If there had ever been a doubt in her mind before, there was none now. Before her mind faded to darkness, she had just a moment to whisper a prayer.

‘David. Come to your son. He needs you.’


Modern medicine had saved Shelby in the nick of time, and she lay still and sleeping; as pale as the sheets she rested on, in her quiet room. David dared not check in on her, but he could sense her presence. In the room with her were Edgar and Alan. Only two visitors at a time were permitted, and because of her delicate state, only family could be allowed. That was all right. He could send her an anonymous bouquet of flowers, and he knew she’d understand. His chief concern was the child. He’d heard Shelby’s message loud and clear. When she’d lingered on the side closer to death than life, she’d reached him.

Somehow, she knew the truth, now. She’d even told him their son’s name. David stood outside the nursery windows, peeking in at the rows of newborns, bypassing all of the incubators with pink cards, looking at only the blue ones. None of the infants’ tags had first names on them. They were all registered by last names: Baby boy Jones, Baby Girl Hastings, etc. He didn’t see any Baby Boy Frog.

Then, he saw a smaller room, partitioned off the main nursery. David moved over to these windows and saw that the babies here were either very small, extremely large, or hooked up to monitors and machinery. There was even a set of tiny little triplets in isolettes next to each other; two girls and one boy. The sign stenciled on the door read ‘Neonatal Intensive Care’. The newest additions to this ward were conveniently kept right up front, so that parents and relative could ogle their newborns. That’s precisely where David found ‘Baby Boy Trammel-Frog’.

His son was swaddled from head to toe in hospital issue blankets. A cap had been put on his head to keep his head warm. One of his baby blue eyes was open, and the other was closed. When David looked closely, he could see the palest blond eyelashes ever imaginable…

Were his own eyelashes that pale? Had he ever been that small?

He looked at the blue tag on the incubator. ‘Baby Boy Trammel-Frog weighed in at three pounds, nine ounces. He was seventeen and a half inches long. No, David didn’t think he’d ever been that small. Marko, maybe…

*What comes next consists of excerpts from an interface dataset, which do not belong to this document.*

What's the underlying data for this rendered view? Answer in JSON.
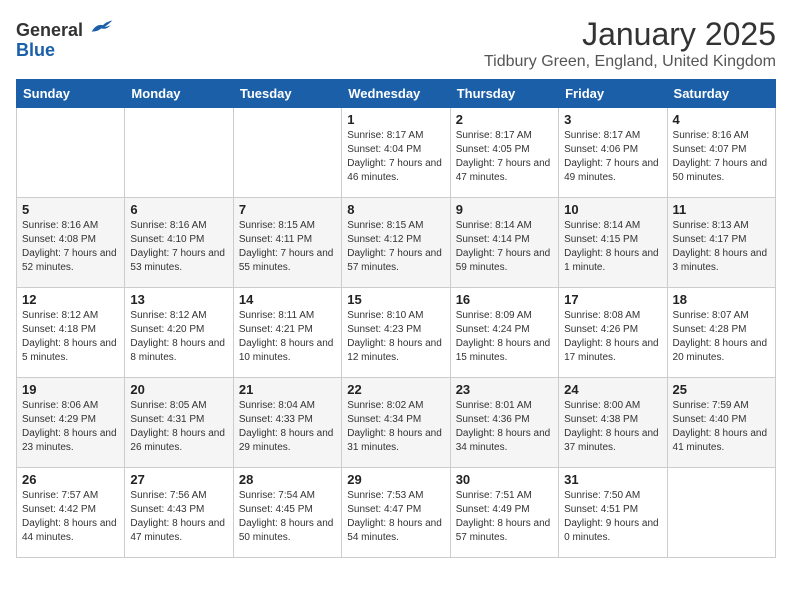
{
  "logo": {
    "general": "General",
    "blue": "Blue"
  },
  "title": "January 2025",
  "location": "Tidbury Green, England, United Kingdom",
  "days_of_week": [
    "Sunday",
    "Monday",
    "Tuesday",
    "Wednesday",
    "Thursday",
    "Friday",
    "Saturday"
  ],
  "weeks": [
    [
      {
        "day": "",
        "info": ""
      },
      {
        "day": "",
        "info": ""
      },
      {
        "day": "",
        "info": ""
      },
      {
        "day": "1",
        "info": "Sunrise: 8:17 AM\nSunset: 4:04 PM\nDaylight: 7 hours and 46 minutes."
      },
      {
        "day": "2",
        "info": "Sunrise: 8:17 AM\nSunset: 4:05 PM\nDaylight: 7 hours and 47 minutes."
      },
      {
        "day": "3",
        "info": "Sunrise: 8:17 AM\nSunset: 4:06 PM\nDaylight: 7 hours and 49 minutes."
      },
      {
        "day": "4",
        "info": "Sunrise: 8:16 AM\nSunset: 4:07 PM\nDaylight: 7 hours and 50 minutes."
      }
    ],
    [
      {
        "day": "5",
        "info": "Sunrise: 8:16 AM\nSunset: 4:08 PM\nDaylight: 7 hours and 52 minutes."
      },
      {
        "day": "6",
        "info": "Sunrise: 8:16 AM\nSunset: 4:10 PM\nDaylight: 7 hours and 53 minutes."
      },
      {
        "day": "7",
        "info": "Sunrise: 8:15 AM\nSunset: 4:11 PM\nDaylight: 7 hours and 55 minutes."
      },
      {
        "day": "8",
        "info": "Sunrise: 8:15 AM\nSunset: 4:12 PM\nDaylight: 7 hours and 57 minutes."
      },
      {
        "day": "9",
        "info": "Sunrise: 8:14 AM\nSunset: 4:14 PM\nDaylight: 7 hours and 59 minutes."
      },
      {
        "day": "10",
        "info": "Sunrise: 8:14 AM\nSunset: 4:15 PM\nDaylight: 8 hours and 1 minute."
      },
      {
        "day": "11",
        "info": "Sunrise: 8:13 AM\nSunset: 4:17 PM\nDaylight: 8 hours and 3 minutes."
      }
    ],
    [
      {
        "day": "12",
        "info": "Sunrise: 8:12 AM\nSunset: 4:18 PM\nDaylight: 8 hours and 5 minutes."
      },
      {
        "day": "13",
        "info": "Sunrise: 8:12 AM\nSunset: 4:20 PM\nDaylight: 8 hours and 8 minutes."
      },
      {
        "day": "14",
        "info": "Sunrise: 8:11 AM\nSunset: 4:21 PM\nDaylight: 8 hours and 10 minutes."
      },
      {
        "day": "15",
        "info": "Sunrise: 8:10 AM\nSunset: 4:23 PM\nDaylight: 8 hours and 12 minutes."
      },
      {
        "day": "16",
        "info": "Sunrise: 8:09 AM\nSunset: 4:24 PM\nDaylight: 8 hours and 15 minutes."
      },
      {
        "day": "17",
        "info": "Sunrise: 8:08 AM\nSunset: 4:26 PM\nDaylight: 8 hours and 17 minutes."
      },
      {
        "day": "18",
        "info": "Sunrise: 8:07 AM\nSunset: 4:28 PM\nDaylight: 8 hours and 20 minutes."
      }
    ],
    [
      {
        "day": "19",
        "info": "Sunrise: 8:06 AM\nSunset: 4:29 PM\nDaylight: 8 hours and 23 minutes."
      },
      {
        "day": "20",
        "info": "Sunrise: 8:05 AM\nSunset: 4:31 PM\nDaylight: 8 hours and 26 minutes."
      },
      {
        "day": "21",
        "info": "Sunrise: 8:04 AM\nSunset: 4:33 PM\nDaylight: 8 hours and 29 minutes."
      },
      {
        "day": "22",
        "info": "Sunrise: 8:02 AM\nSunset: 4:34 PM\nDaylight: 8 hours and 31 minutes."
      },
      {
        "day": "23",
        "info": "Sunrise: 8:01 AM\nSunset: 4:36 PM\nDaylight: 8 hours and 34 minutes."
      },
      {
        "day": "24",
        "info": "Sunrise: 8:00 AM\nSunset: 4:38 PM\nDaylight: 8 hours and 37 minutes."
      },
      {
        "day": "25",
        "info": "Sunrise: 7:59 AM\nSunset: 4:40 PM\nDaylight: 8 hours and 41 minutes."
      }
    ],
    [
      {
        "day": "26",
        "info": "Sunrise: 7:57 AM\nSunset: 4:42 PM\nDaylight: 8 hours and 44 minutes."
      },
      {
        "day": "27",
        "info": "Sunrise: 7:56 AM\nSunset: 4:43 PM\nDaylight: 8 hours and 47 minutes."
      },
      {
        "day": "28",
        "info": "Sunrise: 7:54 AM\nSunset: 4:45 PM\nDaylight: 8 hours and 50 minutes."
      },
      {
        "day": "29",
        "info": "Sunrise: 7:53 AM\nSunset: 4:47 PM\nDaylight: 8 hours and 54 minutes."
      },
      {
        "day": "30",
        "info": "Sunrise: 7:51 AM\nSunset: 4:49 PM\nDaylight: 8 hours and 57 minutes."
      },
      {
        "day": "31",
        "info": "Sunrise: 7:50 AM\nSunset: 4:51 PM\nDaylight: 9 hours and 0 minutes."
      },
      {
        "day": "",
        "info": ""
      }
    ]
  ]
}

That thought made him smile, and somehow, he could almost imagine that his son smiled too.

“Someday, you’ll meet your Uncle Marko. And your Uncle Dwayne, and your Uncle Paul, and your Uncle Laddie and your Aunt Alex, too,” he whispered to his small son.

One day, when he was old enough.

The baby’s eye met David’s in an unfocused gaze and then fell shut. David watched his baby sleep for a moment and smiled.

“Good night, little Owen. I’ll see you again soon,” he promised.